# YOUR GOAL
Your answer must be a word-for-word copy of the listing, with all pictures excluded.
------ RECORDS SHOWN
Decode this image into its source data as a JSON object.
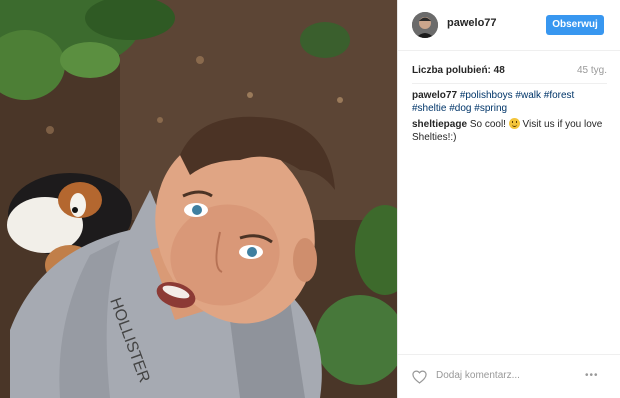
{
  "post": {
    "photo_alt": "Selfie photo with dog in forest",
    "username": "pawelo77",
    "follow_label": "Obserwuj",
    "likes_label": "Liczba polubień: 48",
    "time_ago": "45 tyg.",
    "caption": {
      "author": "pawelo77",
      "hashtags": [
        "#polishboys",
        "#walk",
        "#forest",
        "#sheltie",
        "#dog",
        "#spring"
      ]
    },
    "comment": {
      "author": "sheltiepage",
      "text_before": "So cool!",
      "text_after": "Visit us if you love Shelties!:)"
    },
    "comment_placeholder": "Dodaj komentarz...",
    "more_label": "•••"
  },
  "icons": {
    "avatar": "avatar",
    "like": "heart-icon",
    "more": "more-options-icon",
    "emoji": "smiley-emoji"
  },
  "colors": {
    "follow_button": "#3897f0",
    "hashtag": "#003569",
    "muted": "#999999"
  }
}
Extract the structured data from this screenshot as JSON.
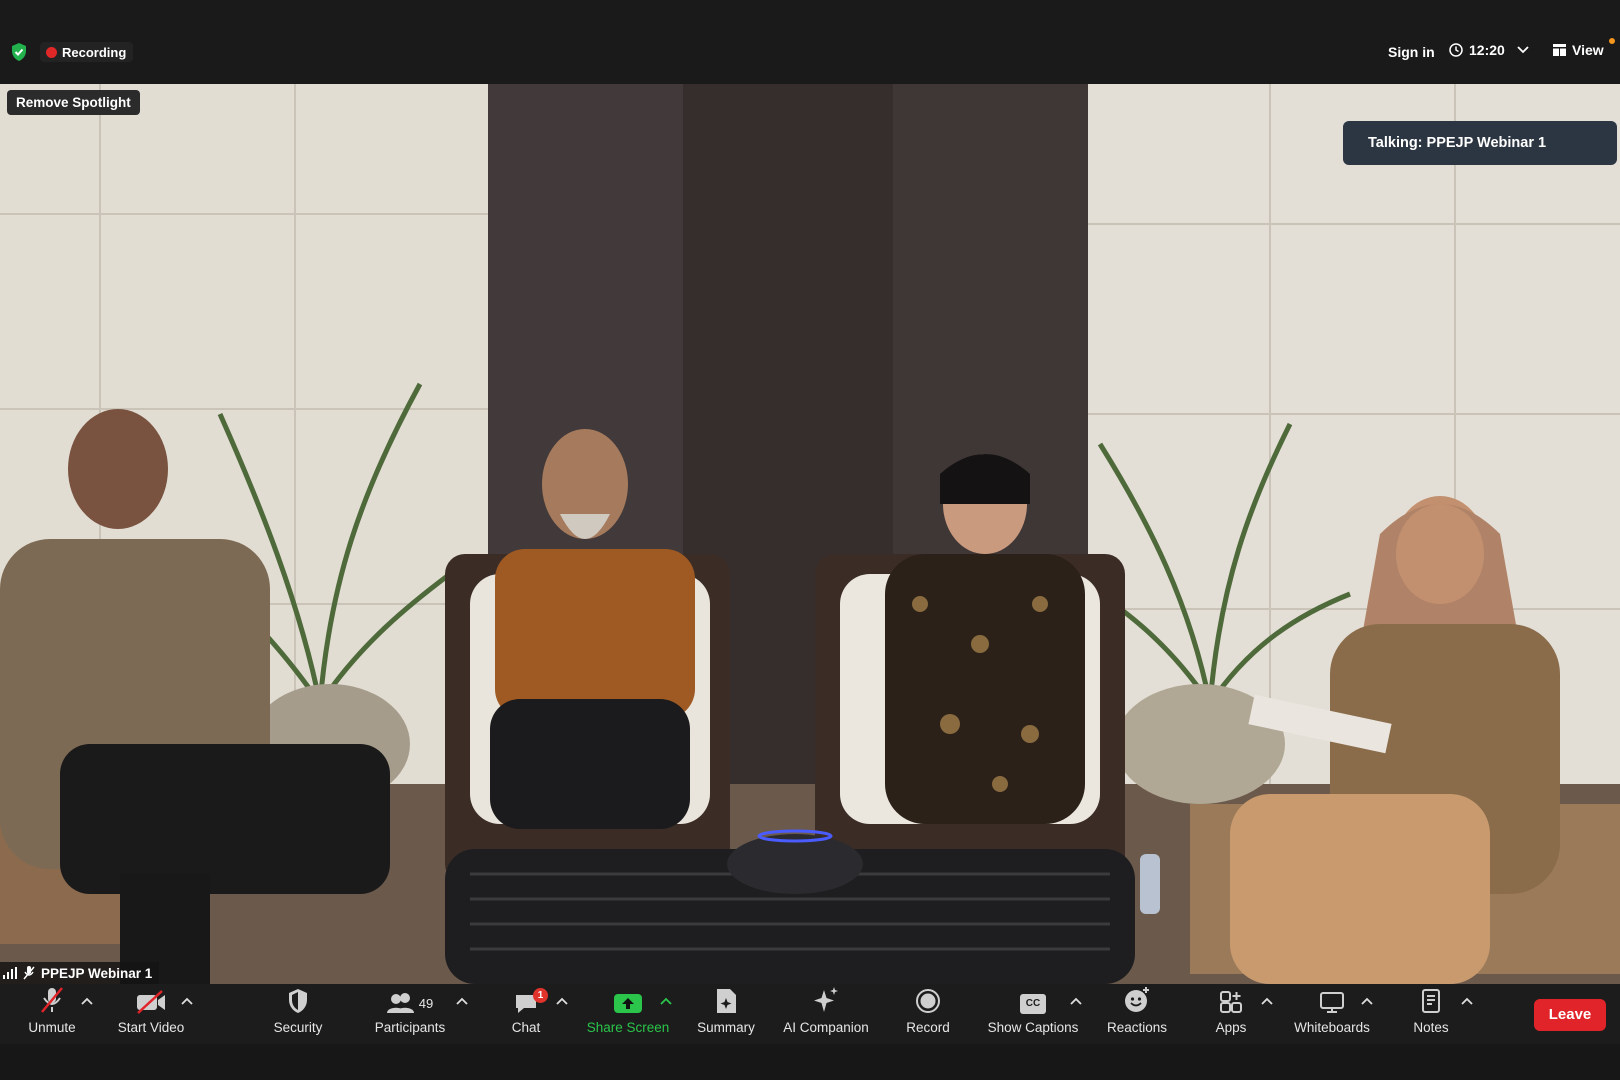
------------
# TASK RESULT
Decode this image into its source data as a JSON object.
{
  "post": {
    "photo_alt": "Selfie photo with dog in forest",
    "username": "pawelo77",
    "follow_label": "Obserwuj",
    "likes_label": "Liczba polubień: 48",
    "time_ago": "45 tyg.",
    "caption": {
      "author": "pawelo77",
      "hashtags": [
        "#polishboys",
        "#walk",
        "#forest",
        "#sheltie",
        "#dog",
        "#spring"
      ]
    },
    "comment": {
      "author": "sheltiepage",
      "text_before": "So cool!",
      "text_after": "Visit us if you love Shelties!:)"
    },
    "comment_placeholder": "Dodaj komentarz...",
    "more_label": "•••"
  },
  "icons": {
    "avatar": "avatar",
    "like": "heart-icon",
    "more": "more-options-icon",
    "emoji": "smiley-emoji"
  },
  "colors": {
    "follow_button": "#3897f0",
    "hashtag": "#003569",
    "muted": "#999999"
  }
}
Extract the structured data from this screenshot as JSON.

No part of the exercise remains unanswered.